Three weeks ago, the United Nations’ International Court of Justice (ICJ) rejected Croatia’s genocide lawsuit against Serbia that has taken years to be heard, and that so far has cost the cash-strapped country almost $AUD5 million.
While a number of Balkan-watchers expected this outcome, to many Croatians, it was another slap in the face concerning the events of 1991-95, and further proof that when it comes to getting treated with equality on the international stage, Croatia still has a long way to go.
The most galling part of the courts’ judgment was the implication from the verdict, which when read in the context of the Serb-instigated war of the 1990’s, basically implied that since Serb paramilitary and Yugoslav People’s Army forces did not straight away kill everyone in their illegal occupation of one-third of Croatia between 1991-95, there can be no legal finding of genocide.
The UNs highest court found that that while the Yugoslav People’s Army and Serbian irregular forces had actually committed serious crimes against Croats in the regions of Slavonia, Banija, Kordun, Lika and Knin, at the same time, these atrocities had not been carried out with “genocidal intent,” or in other words, with the aim of destroying the Croats as a distinct ethnic group, which is a necessary condition to qualify a killing as “genocide”.
Not only was this historically incorrect, as is shown by the innocent victims of Serb-run atrocities like Vukovar and Skabrnje, but it also flies in the face of the actual definition and the spirit of the term genocide, along with that terms’ actual and implied moral intent.
The Polish-Jewish historian, diplomat and lawyer Raphael Lemkin, whose tireless work led to the establishment of the Nuremburg trials in 1946, coined the term “genocide” by combining the Greek word genos, “race, people” and Latin term cīdere, “to kill”.
More importantly, Lemkin defined genocide as follows:
“Generally speaking, genocide does not necessarily mean the immediate destruction of a nation, except when accomplished by mass killings of all members of a nation. It is intended rather to signify a coordinated plan of different actions aiming at the destruction of essential foundations of the life of national groups, with the aim of annihilating the groups themselves. The objectives of such a plan would be the disintegration of the political and social institutions, of culture, language, national feelings, religion, and the economic existence of national groups, and the destruction of the personal security, liberty, health, dignity, and even the lives of the individuals belonging to such groups.”
Put simply, Lemkin rightly stated that genocide was a deliberate act by one group who combined the intent and act to wipe out a specific or distinct other group of people over a period of time.

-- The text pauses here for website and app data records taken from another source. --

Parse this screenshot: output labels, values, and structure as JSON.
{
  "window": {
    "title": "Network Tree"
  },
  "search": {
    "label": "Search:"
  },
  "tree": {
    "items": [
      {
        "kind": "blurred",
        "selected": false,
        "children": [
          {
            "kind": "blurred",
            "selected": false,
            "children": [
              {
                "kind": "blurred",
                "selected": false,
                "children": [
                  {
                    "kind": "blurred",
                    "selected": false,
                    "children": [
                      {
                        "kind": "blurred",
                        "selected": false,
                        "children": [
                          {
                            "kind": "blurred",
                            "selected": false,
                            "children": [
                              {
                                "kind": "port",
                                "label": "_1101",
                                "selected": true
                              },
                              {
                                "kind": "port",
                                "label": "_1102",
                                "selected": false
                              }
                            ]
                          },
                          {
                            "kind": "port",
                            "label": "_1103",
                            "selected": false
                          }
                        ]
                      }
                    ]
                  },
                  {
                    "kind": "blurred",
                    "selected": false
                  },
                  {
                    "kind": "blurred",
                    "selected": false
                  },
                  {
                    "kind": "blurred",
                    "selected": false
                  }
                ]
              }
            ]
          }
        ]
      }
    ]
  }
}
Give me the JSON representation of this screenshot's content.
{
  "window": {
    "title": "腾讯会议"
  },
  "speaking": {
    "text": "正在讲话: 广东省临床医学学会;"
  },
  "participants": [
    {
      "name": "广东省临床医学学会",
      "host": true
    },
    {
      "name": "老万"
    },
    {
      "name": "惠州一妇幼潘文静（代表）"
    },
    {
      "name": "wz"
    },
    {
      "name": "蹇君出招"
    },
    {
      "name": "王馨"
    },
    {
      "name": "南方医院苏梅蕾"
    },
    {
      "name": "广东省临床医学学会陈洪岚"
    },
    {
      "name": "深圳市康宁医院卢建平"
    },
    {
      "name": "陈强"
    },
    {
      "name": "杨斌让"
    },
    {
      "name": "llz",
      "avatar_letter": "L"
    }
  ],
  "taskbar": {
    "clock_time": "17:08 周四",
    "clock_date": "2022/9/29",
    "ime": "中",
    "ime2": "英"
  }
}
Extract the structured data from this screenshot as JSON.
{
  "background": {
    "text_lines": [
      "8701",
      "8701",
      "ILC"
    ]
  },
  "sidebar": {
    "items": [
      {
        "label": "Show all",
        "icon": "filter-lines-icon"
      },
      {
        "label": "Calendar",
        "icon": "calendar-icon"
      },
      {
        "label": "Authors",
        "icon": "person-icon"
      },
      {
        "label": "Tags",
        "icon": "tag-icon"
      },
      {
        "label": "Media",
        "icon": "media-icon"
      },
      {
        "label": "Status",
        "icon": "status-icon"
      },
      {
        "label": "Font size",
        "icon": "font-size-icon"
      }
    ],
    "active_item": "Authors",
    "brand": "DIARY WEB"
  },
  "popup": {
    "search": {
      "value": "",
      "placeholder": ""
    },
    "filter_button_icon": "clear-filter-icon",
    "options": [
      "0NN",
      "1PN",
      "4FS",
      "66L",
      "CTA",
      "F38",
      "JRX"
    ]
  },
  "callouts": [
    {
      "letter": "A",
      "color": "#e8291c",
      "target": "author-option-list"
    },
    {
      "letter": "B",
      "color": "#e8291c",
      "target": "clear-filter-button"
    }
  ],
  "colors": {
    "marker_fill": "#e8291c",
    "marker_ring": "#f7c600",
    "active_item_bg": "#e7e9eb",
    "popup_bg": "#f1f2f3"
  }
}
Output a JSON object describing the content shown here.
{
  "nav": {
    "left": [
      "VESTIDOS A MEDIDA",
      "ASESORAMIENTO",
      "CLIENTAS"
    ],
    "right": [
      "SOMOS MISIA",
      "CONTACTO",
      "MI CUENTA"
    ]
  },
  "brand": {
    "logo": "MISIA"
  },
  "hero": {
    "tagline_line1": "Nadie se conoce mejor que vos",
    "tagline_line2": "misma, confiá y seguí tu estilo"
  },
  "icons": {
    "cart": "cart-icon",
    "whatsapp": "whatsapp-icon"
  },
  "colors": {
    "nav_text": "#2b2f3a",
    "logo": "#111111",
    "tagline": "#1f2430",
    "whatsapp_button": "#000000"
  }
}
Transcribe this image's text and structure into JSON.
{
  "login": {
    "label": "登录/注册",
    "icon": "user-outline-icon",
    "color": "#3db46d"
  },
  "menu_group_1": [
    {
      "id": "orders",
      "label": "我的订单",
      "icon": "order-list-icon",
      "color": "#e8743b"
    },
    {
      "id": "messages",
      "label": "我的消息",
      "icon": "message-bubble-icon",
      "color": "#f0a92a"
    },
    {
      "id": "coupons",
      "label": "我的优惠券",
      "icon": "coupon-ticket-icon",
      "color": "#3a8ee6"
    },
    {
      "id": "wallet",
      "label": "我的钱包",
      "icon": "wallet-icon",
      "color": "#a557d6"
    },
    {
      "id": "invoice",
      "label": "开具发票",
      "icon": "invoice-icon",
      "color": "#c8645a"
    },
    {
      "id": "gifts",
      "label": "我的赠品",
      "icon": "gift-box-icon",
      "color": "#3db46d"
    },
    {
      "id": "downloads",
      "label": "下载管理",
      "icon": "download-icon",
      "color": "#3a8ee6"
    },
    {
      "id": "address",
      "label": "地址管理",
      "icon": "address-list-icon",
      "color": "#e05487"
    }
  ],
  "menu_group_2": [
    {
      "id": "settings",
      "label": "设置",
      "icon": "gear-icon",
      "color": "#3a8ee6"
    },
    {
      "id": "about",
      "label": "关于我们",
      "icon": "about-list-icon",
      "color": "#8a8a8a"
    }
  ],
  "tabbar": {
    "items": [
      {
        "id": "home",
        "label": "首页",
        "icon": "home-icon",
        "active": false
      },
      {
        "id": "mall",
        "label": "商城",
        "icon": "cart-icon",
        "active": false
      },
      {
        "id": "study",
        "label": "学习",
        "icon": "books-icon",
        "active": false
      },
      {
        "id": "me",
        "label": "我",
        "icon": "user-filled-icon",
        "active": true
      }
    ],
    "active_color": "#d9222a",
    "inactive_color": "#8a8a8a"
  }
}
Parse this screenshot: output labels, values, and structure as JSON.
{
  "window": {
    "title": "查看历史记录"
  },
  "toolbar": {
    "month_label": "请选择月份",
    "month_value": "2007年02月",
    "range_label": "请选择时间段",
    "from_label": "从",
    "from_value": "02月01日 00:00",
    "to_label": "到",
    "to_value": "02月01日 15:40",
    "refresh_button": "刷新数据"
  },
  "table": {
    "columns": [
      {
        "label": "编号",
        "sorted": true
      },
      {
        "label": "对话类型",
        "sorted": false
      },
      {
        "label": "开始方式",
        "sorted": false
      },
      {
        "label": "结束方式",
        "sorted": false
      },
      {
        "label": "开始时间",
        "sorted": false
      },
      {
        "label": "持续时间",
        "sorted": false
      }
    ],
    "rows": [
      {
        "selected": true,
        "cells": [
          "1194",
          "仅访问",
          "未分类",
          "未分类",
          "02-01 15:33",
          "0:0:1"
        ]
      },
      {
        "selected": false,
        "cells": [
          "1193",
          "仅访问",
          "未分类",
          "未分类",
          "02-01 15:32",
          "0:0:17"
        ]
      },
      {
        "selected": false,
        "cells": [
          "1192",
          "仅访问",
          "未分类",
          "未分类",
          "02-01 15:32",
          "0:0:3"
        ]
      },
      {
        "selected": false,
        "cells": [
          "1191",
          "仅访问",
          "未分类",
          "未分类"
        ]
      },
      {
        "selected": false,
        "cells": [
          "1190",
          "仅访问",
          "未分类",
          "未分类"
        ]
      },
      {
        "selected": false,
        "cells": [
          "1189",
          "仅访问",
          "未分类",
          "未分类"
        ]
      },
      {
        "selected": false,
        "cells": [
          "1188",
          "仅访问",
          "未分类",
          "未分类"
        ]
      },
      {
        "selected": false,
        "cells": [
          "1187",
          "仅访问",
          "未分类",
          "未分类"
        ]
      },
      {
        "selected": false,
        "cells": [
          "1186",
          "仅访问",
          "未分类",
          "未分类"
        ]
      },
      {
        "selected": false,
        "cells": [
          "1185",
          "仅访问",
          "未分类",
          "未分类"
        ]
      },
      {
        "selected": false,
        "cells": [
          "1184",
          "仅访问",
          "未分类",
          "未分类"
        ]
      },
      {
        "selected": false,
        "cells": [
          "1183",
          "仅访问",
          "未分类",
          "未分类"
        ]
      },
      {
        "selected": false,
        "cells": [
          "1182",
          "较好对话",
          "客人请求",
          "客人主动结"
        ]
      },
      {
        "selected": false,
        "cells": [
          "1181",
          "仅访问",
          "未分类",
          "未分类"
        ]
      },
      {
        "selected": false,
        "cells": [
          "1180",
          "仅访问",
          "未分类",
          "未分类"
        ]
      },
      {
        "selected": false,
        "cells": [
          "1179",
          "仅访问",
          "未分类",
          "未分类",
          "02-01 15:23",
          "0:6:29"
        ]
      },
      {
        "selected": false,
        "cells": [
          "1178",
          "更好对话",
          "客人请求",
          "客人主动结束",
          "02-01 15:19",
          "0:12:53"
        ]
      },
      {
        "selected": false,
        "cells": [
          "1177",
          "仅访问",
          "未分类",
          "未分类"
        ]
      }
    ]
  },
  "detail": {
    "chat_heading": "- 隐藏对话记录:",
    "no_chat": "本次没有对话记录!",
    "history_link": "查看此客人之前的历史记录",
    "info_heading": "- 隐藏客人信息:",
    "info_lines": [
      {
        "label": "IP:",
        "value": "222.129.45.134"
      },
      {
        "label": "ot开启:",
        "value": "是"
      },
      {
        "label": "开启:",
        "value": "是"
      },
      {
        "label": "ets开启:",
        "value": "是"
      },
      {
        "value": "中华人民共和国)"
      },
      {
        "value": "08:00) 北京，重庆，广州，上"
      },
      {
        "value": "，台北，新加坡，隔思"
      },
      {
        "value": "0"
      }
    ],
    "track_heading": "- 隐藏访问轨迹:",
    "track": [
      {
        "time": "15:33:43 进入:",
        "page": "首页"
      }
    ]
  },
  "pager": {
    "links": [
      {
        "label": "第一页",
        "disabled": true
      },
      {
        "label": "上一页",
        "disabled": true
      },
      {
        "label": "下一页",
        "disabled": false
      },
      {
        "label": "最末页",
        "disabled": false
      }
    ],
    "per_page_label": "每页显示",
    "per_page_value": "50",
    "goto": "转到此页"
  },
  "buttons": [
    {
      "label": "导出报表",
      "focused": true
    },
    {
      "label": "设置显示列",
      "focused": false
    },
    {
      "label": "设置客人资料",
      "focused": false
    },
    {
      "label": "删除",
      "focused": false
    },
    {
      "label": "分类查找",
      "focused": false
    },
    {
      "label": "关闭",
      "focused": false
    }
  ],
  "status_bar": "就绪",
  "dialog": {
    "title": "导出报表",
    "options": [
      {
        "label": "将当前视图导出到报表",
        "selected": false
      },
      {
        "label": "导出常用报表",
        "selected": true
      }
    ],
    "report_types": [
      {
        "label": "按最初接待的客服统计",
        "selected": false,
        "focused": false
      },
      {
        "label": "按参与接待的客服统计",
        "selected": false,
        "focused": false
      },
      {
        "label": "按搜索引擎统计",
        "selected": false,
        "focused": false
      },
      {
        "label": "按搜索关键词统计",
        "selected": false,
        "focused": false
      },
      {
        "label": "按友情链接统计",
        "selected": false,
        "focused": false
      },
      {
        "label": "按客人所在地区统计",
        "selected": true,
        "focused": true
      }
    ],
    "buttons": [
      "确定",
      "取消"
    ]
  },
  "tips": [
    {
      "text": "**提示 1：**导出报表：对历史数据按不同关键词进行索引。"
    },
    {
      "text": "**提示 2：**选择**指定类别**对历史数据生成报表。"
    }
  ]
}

In layman’s terms, according to the ICJ, the Serbs did not commit genocide because they were too slow, too sloppy and did not kill enough Croats in a short enough period of time. If there was ever a reason to praise procrastination and laziness, this may very well be it.
One wonders what parallel moral universe the ICJ judges exist in, along with would have happened to the remaining Croats (and other minorities) in the Serb-occupied parts of Croatia had not the Croatian army via ‘Operation Storm’ succeeded in liberating those parts of the country.
By the same token and taken to its logical conclusion, the ICJs verdict could be taken to infer that the Armenian genocide, the Holocaust, Cambodia’s Killing Fields and the Rwandan mass killings were also not legally genocide, since in all those cases, the perpetrators also did not achieve their final objectives, having been stopped short of doing so.
This judgement is also a sickening affront to Lemkin himself, who lost 49 relatives in the Holocaust, and who literally worked himself to death to enable the UN to set up legal bodies such as the ICJ.
Seven decades later, the UN via the ICJ has ensured that Lemkin’s word ‘genocide’ has become commoditised, imbued with relativist overtones, and dependent on the prevailing geopolitical wind.
Put another way, the ICJ’s ruling says that mass slaughter of a distinct ethnic group will not be legally considered as genocide as long as it’s combined with effective time management.
For the Croatian case, the only winners have been the lawyers, whose work, whilst undoubtedly arduous and complex, will also be handsomely rewarded.
So what are we to take from the ICJ verdict? Perhaps a quote from French biologist and philosopher Jean Rostand is applicable here: “Kill one man, and you are a murderer. Kill millions of men, and you are a conqueror. Kill them all, and you are a god.”
To that should be added: “And if you practice good time management, you are innocent.”
By Branko Miletic